> EXERCISE REQUIREMENTS
Give the number of lines below that hold the string "жалобы", and nothing more.

> MATERIALS PROVIDED

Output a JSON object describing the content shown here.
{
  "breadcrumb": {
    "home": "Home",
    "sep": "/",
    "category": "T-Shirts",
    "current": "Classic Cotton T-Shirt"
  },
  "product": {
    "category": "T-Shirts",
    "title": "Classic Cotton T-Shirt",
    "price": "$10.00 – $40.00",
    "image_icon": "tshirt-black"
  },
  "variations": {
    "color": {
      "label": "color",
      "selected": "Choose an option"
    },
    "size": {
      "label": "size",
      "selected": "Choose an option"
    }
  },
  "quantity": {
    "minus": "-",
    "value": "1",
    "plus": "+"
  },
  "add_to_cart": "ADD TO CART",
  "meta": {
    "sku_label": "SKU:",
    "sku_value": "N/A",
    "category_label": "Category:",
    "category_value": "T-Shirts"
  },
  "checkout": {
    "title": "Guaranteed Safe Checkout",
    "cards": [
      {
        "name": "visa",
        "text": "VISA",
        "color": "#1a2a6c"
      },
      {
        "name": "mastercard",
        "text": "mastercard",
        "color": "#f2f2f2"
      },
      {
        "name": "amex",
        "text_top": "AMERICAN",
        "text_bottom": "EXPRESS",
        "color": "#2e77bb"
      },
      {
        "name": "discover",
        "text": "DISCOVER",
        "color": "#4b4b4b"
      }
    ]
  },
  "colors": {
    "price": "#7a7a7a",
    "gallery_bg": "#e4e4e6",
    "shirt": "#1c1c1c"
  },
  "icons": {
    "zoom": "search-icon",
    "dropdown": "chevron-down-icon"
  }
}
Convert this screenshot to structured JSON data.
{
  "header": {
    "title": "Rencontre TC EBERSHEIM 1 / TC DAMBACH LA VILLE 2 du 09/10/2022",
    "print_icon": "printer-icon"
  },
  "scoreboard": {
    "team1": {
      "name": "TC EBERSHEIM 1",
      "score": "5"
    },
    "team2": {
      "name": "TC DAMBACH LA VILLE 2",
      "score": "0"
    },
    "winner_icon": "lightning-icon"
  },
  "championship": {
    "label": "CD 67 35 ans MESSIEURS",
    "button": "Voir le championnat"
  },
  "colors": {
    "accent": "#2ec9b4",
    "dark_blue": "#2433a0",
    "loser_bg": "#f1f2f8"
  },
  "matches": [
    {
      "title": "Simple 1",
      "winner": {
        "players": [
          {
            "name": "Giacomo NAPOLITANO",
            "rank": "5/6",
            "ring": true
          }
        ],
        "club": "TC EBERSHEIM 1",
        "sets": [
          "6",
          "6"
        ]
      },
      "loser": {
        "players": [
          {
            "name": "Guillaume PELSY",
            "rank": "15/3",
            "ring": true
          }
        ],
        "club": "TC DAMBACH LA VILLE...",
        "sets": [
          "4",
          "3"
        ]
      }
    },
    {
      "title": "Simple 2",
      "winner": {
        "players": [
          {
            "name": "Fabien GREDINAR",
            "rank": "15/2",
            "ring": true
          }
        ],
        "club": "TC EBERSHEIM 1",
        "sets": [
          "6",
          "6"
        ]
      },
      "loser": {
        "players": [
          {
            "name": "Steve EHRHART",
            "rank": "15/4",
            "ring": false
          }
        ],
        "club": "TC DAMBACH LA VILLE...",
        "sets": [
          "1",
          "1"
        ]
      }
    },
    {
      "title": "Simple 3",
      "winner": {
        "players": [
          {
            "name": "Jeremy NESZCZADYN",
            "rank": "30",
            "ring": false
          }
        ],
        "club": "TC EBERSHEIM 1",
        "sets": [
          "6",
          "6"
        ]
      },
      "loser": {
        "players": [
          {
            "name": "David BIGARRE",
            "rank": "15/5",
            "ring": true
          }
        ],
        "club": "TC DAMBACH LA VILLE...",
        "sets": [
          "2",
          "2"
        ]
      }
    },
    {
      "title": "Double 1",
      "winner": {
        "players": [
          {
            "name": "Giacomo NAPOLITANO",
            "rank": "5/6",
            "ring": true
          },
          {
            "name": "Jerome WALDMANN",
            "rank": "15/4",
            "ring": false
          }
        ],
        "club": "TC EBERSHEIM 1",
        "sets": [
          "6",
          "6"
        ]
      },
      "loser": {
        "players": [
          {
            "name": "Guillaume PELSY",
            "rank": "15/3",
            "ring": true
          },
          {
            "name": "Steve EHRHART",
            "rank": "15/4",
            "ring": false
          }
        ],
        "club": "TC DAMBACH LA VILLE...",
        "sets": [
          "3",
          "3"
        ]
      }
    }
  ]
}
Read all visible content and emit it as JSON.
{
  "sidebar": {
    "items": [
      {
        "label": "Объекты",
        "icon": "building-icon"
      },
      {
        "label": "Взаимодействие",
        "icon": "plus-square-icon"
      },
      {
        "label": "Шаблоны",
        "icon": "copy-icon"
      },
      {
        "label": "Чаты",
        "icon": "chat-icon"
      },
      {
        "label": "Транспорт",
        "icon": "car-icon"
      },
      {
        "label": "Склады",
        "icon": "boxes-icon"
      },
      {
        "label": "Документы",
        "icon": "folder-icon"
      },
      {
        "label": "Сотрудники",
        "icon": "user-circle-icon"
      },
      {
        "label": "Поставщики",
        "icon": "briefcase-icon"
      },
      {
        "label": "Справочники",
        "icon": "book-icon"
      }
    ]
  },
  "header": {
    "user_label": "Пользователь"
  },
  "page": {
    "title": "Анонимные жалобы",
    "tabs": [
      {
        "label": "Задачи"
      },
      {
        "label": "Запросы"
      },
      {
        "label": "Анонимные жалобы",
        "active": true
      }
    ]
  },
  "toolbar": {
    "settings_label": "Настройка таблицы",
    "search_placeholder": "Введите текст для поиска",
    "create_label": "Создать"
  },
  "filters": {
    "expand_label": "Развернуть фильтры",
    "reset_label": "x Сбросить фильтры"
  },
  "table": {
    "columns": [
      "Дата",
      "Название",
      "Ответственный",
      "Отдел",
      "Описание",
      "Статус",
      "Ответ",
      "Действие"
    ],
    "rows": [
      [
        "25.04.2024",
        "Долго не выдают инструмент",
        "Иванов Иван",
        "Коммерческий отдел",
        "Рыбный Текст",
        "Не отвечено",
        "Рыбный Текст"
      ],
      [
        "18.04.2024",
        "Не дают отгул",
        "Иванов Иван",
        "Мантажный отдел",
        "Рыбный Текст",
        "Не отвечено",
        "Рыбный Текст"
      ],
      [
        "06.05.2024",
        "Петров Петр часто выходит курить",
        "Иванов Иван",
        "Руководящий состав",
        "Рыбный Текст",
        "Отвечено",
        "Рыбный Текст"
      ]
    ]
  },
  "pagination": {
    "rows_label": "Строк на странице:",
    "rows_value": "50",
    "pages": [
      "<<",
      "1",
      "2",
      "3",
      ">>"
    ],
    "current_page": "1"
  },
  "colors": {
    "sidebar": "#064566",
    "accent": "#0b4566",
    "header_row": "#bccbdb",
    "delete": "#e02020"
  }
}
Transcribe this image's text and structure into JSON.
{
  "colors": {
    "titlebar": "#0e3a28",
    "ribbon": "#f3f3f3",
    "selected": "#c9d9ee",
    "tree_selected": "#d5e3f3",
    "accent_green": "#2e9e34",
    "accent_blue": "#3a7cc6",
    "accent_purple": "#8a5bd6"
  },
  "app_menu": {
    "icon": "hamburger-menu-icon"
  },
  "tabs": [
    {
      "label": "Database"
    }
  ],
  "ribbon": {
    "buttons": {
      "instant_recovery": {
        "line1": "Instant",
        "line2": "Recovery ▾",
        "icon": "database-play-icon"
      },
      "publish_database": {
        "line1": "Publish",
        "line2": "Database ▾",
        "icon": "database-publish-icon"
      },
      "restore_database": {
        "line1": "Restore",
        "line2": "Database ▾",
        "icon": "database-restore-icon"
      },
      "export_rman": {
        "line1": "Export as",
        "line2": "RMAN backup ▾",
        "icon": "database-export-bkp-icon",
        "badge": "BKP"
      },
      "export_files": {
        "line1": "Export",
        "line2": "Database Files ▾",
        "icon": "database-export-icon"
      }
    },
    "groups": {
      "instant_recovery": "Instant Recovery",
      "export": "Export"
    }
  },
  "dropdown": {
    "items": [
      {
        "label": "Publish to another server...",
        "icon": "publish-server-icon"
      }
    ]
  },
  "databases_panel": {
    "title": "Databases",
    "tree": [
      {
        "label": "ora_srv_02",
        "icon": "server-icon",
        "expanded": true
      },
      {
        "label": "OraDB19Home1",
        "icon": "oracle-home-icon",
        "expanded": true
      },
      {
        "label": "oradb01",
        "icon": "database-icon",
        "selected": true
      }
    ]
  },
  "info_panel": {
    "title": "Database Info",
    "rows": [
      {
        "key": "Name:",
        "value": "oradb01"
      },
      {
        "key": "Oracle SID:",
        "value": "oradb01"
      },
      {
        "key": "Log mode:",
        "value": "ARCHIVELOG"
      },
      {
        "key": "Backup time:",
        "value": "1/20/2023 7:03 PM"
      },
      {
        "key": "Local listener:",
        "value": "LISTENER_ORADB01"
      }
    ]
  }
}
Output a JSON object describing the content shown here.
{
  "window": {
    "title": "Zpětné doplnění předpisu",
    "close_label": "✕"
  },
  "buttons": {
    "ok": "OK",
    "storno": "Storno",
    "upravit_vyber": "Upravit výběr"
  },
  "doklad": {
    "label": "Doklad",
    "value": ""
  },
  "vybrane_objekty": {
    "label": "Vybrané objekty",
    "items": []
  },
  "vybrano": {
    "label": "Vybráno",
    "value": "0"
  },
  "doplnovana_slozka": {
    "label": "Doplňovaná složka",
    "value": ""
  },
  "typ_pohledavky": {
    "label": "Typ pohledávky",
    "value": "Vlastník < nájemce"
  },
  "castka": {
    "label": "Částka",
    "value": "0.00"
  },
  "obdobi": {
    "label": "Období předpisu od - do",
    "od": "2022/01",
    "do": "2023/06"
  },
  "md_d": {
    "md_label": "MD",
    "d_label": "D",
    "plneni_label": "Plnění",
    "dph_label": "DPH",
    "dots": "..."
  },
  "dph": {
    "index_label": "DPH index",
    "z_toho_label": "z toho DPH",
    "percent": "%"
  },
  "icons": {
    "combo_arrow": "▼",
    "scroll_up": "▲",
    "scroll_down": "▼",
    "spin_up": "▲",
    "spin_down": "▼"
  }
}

> RESPONSE
2